Which lines in the records below contain the word "What"? Return each of them.

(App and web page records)
══════════

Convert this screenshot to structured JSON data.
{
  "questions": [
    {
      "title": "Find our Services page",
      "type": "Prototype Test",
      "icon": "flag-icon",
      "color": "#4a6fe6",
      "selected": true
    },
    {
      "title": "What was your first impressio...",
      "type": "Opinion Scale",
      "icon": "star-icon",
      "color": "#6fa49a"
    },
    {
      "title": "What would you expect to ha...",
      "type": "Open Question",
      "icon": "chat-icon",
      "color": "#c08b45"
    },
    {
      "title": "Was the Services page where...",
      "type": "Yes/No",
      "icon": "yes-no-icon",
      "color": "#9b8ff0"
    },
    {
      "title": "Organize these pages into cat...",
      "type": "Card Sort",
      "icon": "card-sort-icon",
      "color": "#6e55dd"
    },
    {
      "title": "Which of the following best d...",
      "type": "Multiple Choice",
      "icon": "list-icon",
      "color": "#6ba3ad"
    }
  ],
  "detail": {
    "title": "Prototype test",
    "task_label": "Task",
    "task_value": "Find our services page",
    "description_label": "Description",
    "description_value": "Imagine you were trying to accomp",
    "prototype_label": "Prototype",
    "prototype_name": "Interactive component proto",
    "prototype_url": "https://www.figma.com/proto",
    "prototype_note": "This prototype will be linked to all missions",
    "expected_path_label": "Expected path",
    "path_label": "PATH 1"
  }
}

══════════

» RESULT OF THE TASK
      "title": "What was your first impressio...",
      "title": "What would you expect to ha...",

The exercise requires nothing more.